# Task objective
If a line includes "Rename", copy it out of the entries.

= Beginning of Section =

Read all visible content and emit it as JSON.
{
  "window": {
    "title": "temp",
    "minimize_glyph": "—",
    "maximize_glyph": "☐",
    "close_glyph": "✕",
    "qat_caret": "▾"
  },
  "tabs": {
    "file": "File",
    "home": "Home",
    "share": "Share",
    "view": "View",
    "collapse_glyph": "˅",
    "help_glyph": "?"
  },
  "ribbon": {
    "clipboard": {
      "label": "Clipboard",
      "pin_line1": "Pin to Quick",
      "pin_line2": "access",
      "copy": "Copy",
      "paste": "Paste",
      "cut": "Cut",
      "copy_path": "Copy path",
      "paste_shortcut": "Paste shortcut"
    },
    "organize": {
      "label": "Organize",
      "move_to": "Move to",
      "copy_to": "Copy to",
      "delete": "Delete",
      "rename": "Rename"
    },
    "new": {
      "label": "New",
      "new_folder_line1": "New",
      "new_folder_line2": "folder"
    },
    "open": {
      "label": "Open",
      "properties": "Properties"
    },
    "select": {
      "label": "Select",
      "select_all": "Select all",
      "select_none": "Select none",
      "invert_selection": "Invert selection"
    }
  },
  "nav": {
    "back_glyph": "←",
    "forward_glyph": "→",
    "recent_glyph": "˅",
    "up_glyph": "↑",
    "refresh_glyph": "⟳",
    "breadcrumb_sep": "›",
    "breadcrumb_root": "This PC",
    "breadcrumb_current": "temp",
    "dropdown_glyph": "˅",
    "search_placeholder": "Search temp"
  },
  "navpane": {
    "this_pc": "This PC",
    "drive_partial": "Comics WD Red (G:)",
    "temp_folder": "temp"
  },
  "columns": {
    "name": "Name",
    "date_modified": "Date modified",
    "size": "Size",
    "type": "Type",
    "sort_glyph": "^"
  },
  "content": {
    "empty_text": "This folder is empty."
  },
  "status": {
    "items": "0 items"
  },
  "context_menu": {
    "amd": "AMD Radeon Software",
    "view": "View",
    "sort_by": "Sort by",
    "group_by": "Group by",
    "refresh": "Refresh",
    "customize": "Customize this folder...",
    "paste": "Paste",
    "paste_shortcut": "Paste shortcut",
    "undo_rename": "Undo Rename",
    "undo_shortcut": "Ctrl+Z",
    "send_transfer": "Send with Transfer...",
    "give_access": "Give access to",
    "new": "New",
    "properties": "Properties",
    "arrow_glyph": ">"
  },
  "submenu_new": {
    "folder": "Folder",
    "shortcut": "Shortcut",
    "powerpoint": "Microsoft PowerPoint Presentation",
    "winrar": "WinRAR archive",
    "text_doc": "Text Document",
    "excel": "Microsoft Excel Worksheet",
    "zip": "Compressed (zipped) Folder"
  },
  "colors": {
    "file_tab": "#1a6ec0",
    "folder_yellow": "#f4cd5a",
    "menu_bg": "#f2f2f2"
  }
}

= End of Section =

# Output for this task
      "rename": "Rename"
    "undo_rename": "Undo Rename",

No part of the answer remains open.